**Exercise description**
Leaving out all pictures, return the records word for word.
━━━ Raw data
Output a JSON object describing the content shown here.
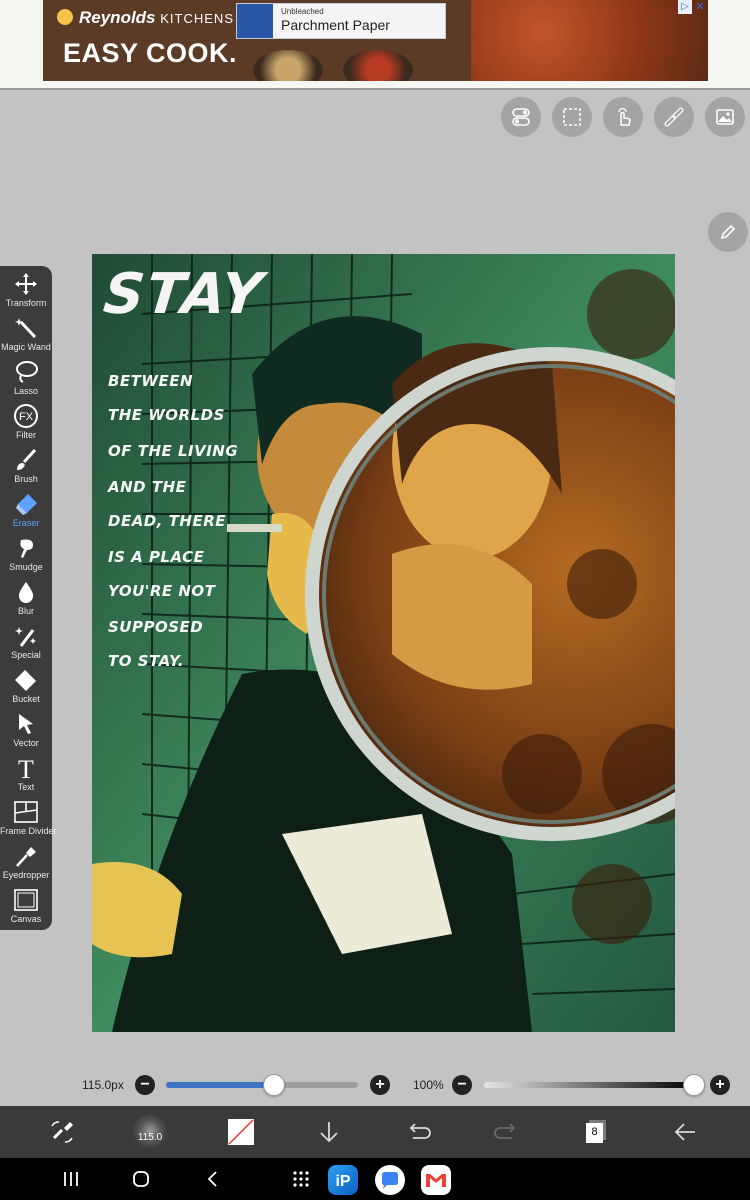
{
  "ad": {
    "brand": "Reynolds",
    "brand_suffix": "KITCHENS",
    "headline": "EASY COOK.",
    "product_sub": "Unbleached",
    "product_name": "Parchment Paper",
    "info_icon": "ad-info-icon",
    "close_icon": "ad-close-icon"
  },
  "top_buttons": [
    "toggle-icon",
    "selection-icon",
    "touch-icon",
    "ruler-icon",
    "image-icon"
  ],
  "side_button": "pen-icon",
  "tools": [
    {
      "label": "Transform",
      "icon": "transform-icon"
    },
    {
      "label": "Magic Wand",
      "icon": "magic-wand-icon"
    },
    {
      "label": "Lasso",
      "icon": "lasso-icon"
    },
    {
      "label": "Filter",
      "icon": "filter-icon"
    },
    {
      "label": "Brush",
      "icon": "brush-icon"
    },
    {
      "label": "Eraser",
      "icon": "eraser-icon",
      "active": true
    },
    {
      "label": "Smudge",
      "icon": "smudge-icon"
    },
    {
      "label": "Blur",
      "icon": "blur-icon"
    },
    {
      "label": "Special",
      "icon": "special-icon"
    },
    {
      "label": "Bucket",
      "icon": "bucket-icon"
    },
    {
      "label": "Vector",
      "icon": "vector-icon"
    },
    {
      "label": "Text",
      "icon": "text-icon"
    },
    {
      "label": "Frame Divider",
      "icon": "frame-divider-icon"
    },
    {
      "label": "Eyedropper",
      "icon": "eyedropper-icon"
    },
    {
      "label": "Canvas",
      "icon": "canvas-icon"
    }
  ],
  "artwork": {
    "title": "STAY",
    "lines": [
      "BETWEEN",
      "THE WORLDS",
      "OF THE LIVING",
      "AND THE",
      "DEAD, THERE",
      "IS A PLACE",
      "YOU'RE NOT",
      "SUPPOSED",
      "TO STAY."
    ]
  },
  "brush_size": {
    "label": "115.0px",
    "value": 115.0,
    "level": 0.56
  },
  "opacity": {
    "label": "100%",
    "level": 1.0
  },
  "bottom_toolbar": {
    "brush_preview_label": "115.0",
    "layers_count": "8"
  },
  "colors": {
    "panel": "#3c3c3c",
    "toolbar": "#3a3a3a",
    "accent": "#5ea2ff",
    "slider_fill": "#3d74c4"
  }
}
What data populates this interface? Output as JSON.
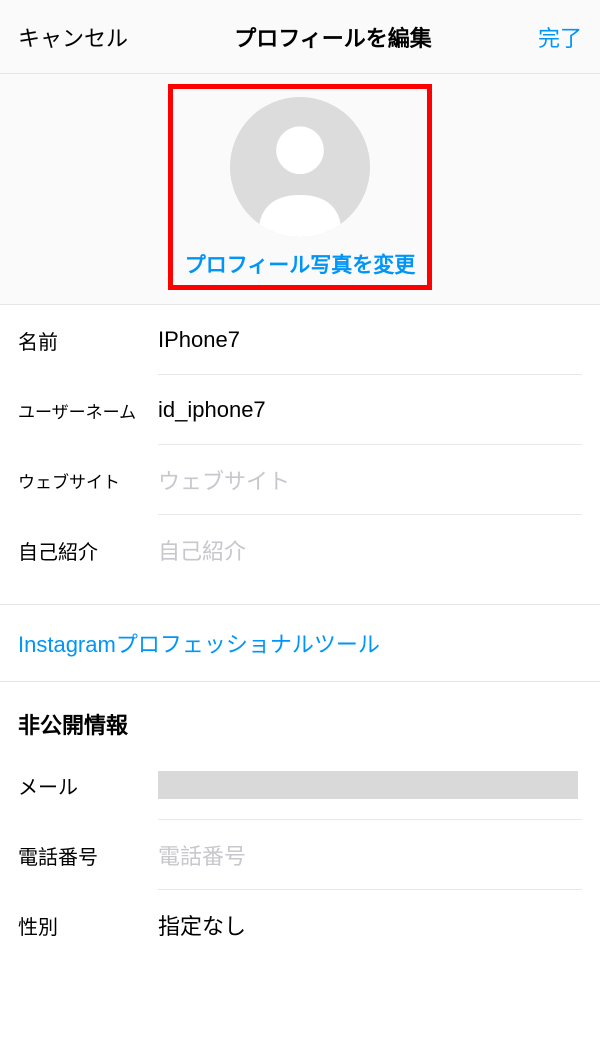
{
  "header": {
    "cancel": "キャンセル",
    "title": "プロフィールを編集",
    "done": "完了"
  },
  "photo": {
    "change_label": "プロフィール写真を変更"
  },
  "fields": {
    "name": {
      "label": "名前",
      "value": "IPhone7"
    },
    "username": {
      "label": "ユーザーネーム",
      "value": "id_iphone7"
    },
    "website": {
      "label": "ウェブサイト",
      "placeholder": "ウェブサイト"
    },
    "bio": {
      "label": "自己紹介",
      "placeholder": "自己紹介"
    }
  },
  "pro_tools_link": "Instagramプロフェッショナルツール",
  "private_section": {
    "heading": "非公開情報",
    "email": {
      "label": "メール"
    },
    "phone": {
      "label": "電話番号",
      "placeholder": "電話番号"
    },
    "gender": {
      "label": "性別",
      "value": "指定なし"
    }
  }
}
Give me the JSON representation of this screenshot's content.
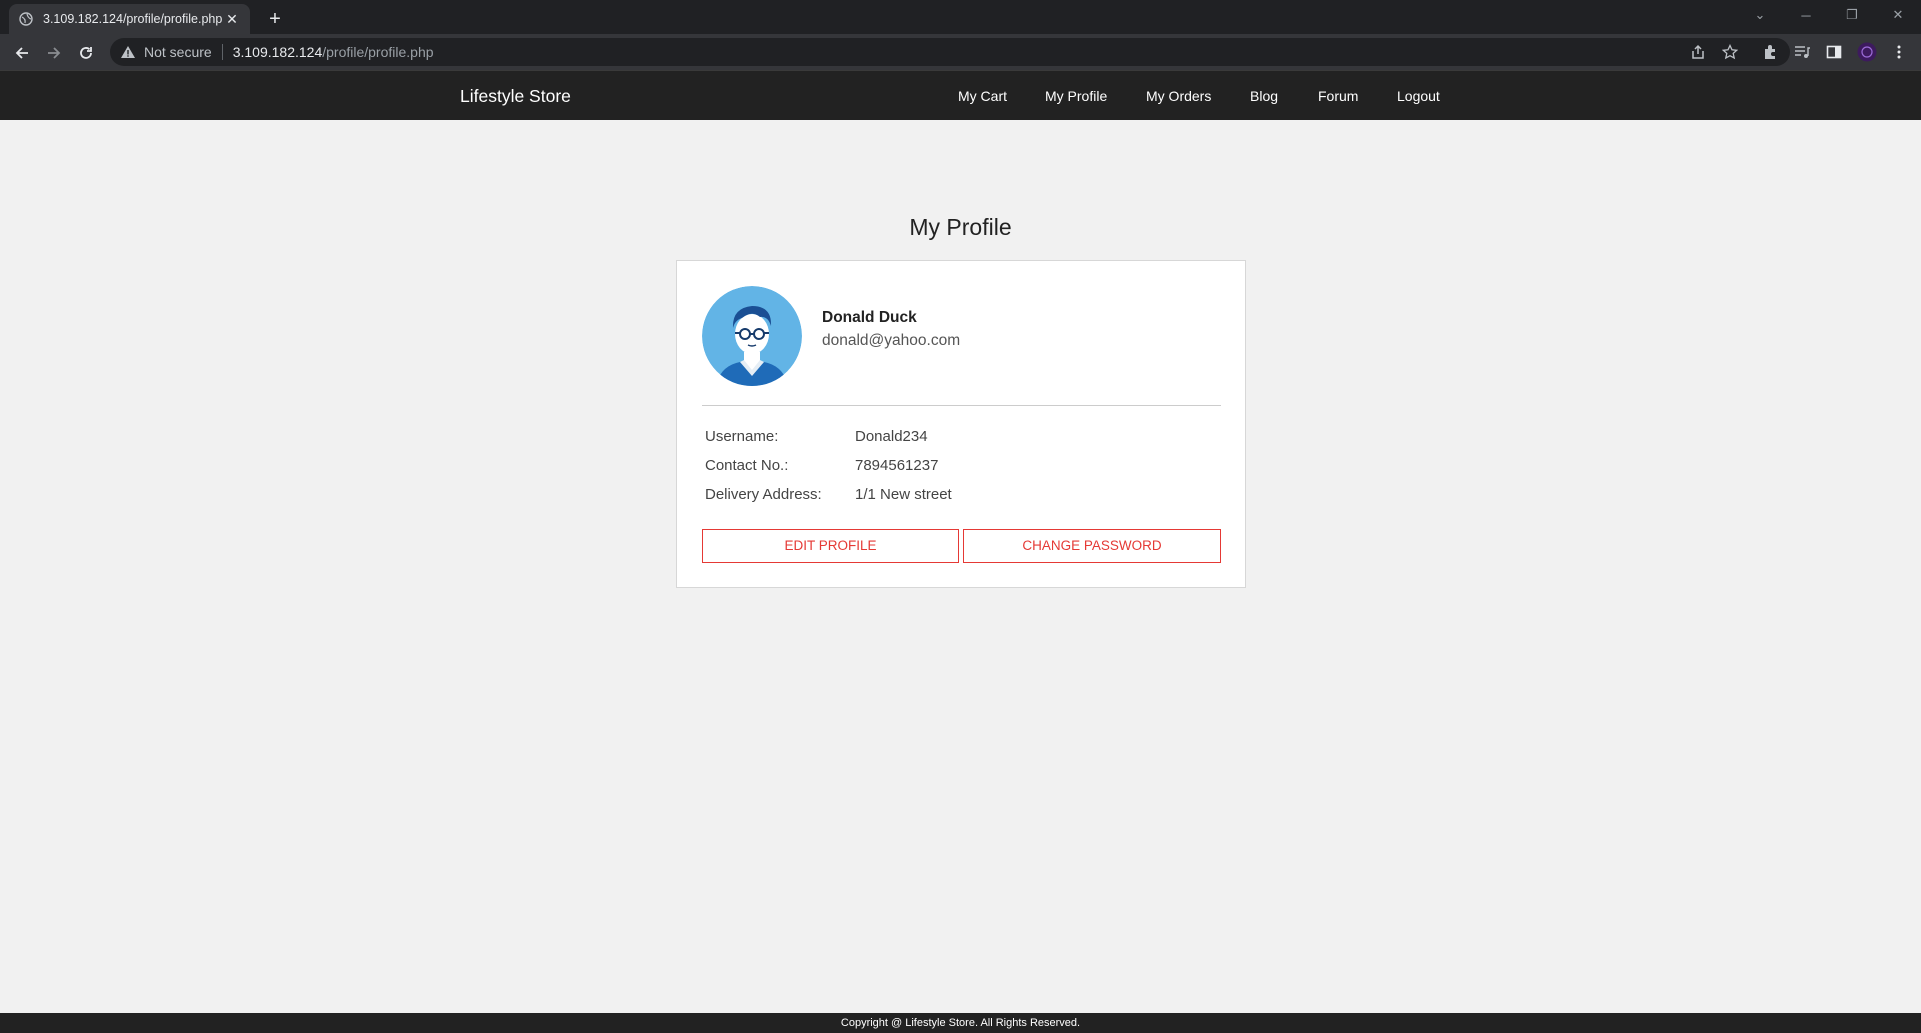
{
  "browser": {
    "tab_title": "3.109.182.124/profile/profile.php",
    "security_label": "Not secure",
    "url_host": "3.109.182.124",
    "url_path": "/profile/profile.php"
  },
  "site": {
    "brand": "Lifestyle Store",
    "nav": [
      {
        "label": "My Cart"
      },
      {
        "label": "My Profile"
      },
      {
        "label": "My Orders"
      },
      {
        "label": "Blog"
      },
      {
        "label": "Forum"
      },
      {
        "label": "Logout"
      }
    ]
  },
  "profile": {
    "heading": "My Profile",
    "name": "Donald Duck",
    "email": "donald@yahoo.com",
    "fields": [
      {
        "label": "Username:",
        "value": "Donald234"
      },
      {
        "label": "Contact No.:",
        "value": "7894561237"
      },
      {
        "label": "Delivery Address:",
        "value": "1/1 New street"
      }
    ],
    "edit_button": "EDIT PROFILE",
    "password_button": "CHANGE PASSWORD"
  },
  "footer": {
    "text": "Copyright @ Lifestyle Store. All Rights Reserved."
  },
  "colors": {
    "accent": "#e53935",
    "navbar": "#222222",
    "page_bg": "#f1f1f1",
    "avatar_bg": "#62b4e6"
  }
}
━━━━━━
**Solution**
Output a JSON object describing the content shown here.
{
  "ad": {
    "brand": "Reynolds",
    "brand_suffix": "KITCHENS",
    "headline": "EASY COOK.",
    "product_sub": "Unbleached",
    "product_name": "Parchment Paper",
    "info_icon": "ad-info-icon",
    "close_icon": "ad-close-icon"
  },
  "top_buttons": [
    "toggle-icon",
    "selection-icon",
    "touch-icon",
    "ruler-icon",
    "image-icon"
  ],
  "side_button": "pen-icon",
  "tools": [
    {
      "label": "Transform",
      "icon": "transform-icon"
    },
    {
      "label": "Magic Wand",
      "icon": "magic-wand-icon"
    },
    {
      "label": "Lasso",
      "icon": "lasso-icon"
    },
    {
      "label": "Filter",
      "icon": "filter-icon"
    },
    {
      "label": "Brush",
      "icon": "brush-icon"
    },
    {
      "label": "Eraser",
      "icon": "eraser-icon",
      "active": true
    },
    {
      "label": "Smudge",
      "icon": "smudge-icon"
    },
    {
      "label": "Blur",
      "icon": "blur-icon"
    },
    {
      "label": "Special",
      "icon": "special-icon"
    },
    {
      "label": "Bucket",
      "icon": "bucket-icon"
    },
    {
      "label": "Vector",
      "icon": "vector-icon"
    },
    {
      "label": "Text",
      "icon": "text-icon"
    },
    {
      "label": "Frame Divider",
      "icon": "frame-divider-icon"
    },
    {
      "label": "Eyedropper",
      "icon": "eyedropper-icon"
    },
    {
      "label": "Canvas",
      "icon": "canvas-icon"
    }
  ],
  "artwork": {
    "title": "STAY",
    "lines": [
      "BETWEEN",
      "THE WORLDS",
      "OF THE LIVING",
      "AND THE",
      "DEAD, THERE",
      "IS A PLACE",
      "YOU'RE NOT",
      "SUPPOSED",
      "TO STAY."
    ]
  },
  "brush_size": {
    "label": "115.0px",
    "value": 115.0,
    "level": 0.56
  },
  "opacity": {
    "label": "100%",
    "level": 1.0
  },
  "bottom_toolbar": {
    "brush_preview_label": "115.0",
    "layers_count": "8"
  },
  "colors": {
    "panel": "#3c3c3c",
    "toolbar": "#3a3a3a",
    "accent": "#5ea2ff",
    "slider_fill": "#3d74c4"
  }
}
What data populates this interface? Output as JSON.
{
  "header": {
    "cancel": "キャンセル",
    "title": "プロフィールを編集",
    "done": "完了"
  },
  "photo": {
    "change_label": "プロフィール写真を変更"
  },
  "fields": {
    "name": {
      "label": "名前",
      "value": "IPhone7"
    },
    "username": {
      "label": "ユーザーネーム",
      "value": "id_iphone7"
    },
    "website": {
      "label": "ウェブサイト",
      "placeholder": "ウェブサイト"
    },
    "bio": {
      "label": "自己紹介",
      "placeholder": "自己紹介"
    }
  },
  "pro_tools_link": "Instagramプロフェッショナルツール",
  "private_section": {
    "heading": "非公開情報",
    "email": {
      "label": "メール"
    },
    "phone": {
      "label": "電話番号",
      "placeholder": "電話番号"
    },
    "gender": {
      "label": "性別",
      "value": "指定なし"
    }
  }
}
Give me the JSON representation of this screenshot's content.
{
  "browser": {
    "tab_title": "3.109.182.124/profile/profile.php",
    "security_label": "Not secure",
    "url_host": "3.109.182.124",
    "url_path": "/profile/profile.php"
  },
  "site": {
    "brand": "Lifestyle Store",
    "nav": [
      {
        "label": "My Cart"
      },
      {
        "label": "My Profile"
      },
      {
        "label": "My Orders"
      },
      {
        "label": "Blog"
      },
      {
        "label": "Forum"
      },
      {
        "label": "Logout"
      }
    ]
  },
  "profile": {
    "heading": "My Profile",
    "name": "Donald Duck",
    "email": "donald@yahoo.com",
    "fields": [
      {
        "label": "Username:",
        "value": "Donald234"
      },
      {
        "label": "Contact No.:",
        "value": "7894561237"
      },
      {
        "label": "Delivery Address:",
        "value": "1/1 New street"
      }
    ],
    "edit_button": "EDIT PROFILE",
    "password_button": "CHANGE PASSWORD"
  },
  "footer": {
    "text": "Copyright @ Lifestyle Store. All Rights Reserved."
  },
  "colors": {
    "accent": "#e53935",
    "navbar": "#222222",
    "page_bg": "#f1f1f1",
    "avatar_bg": "#62b4e6"
  }
}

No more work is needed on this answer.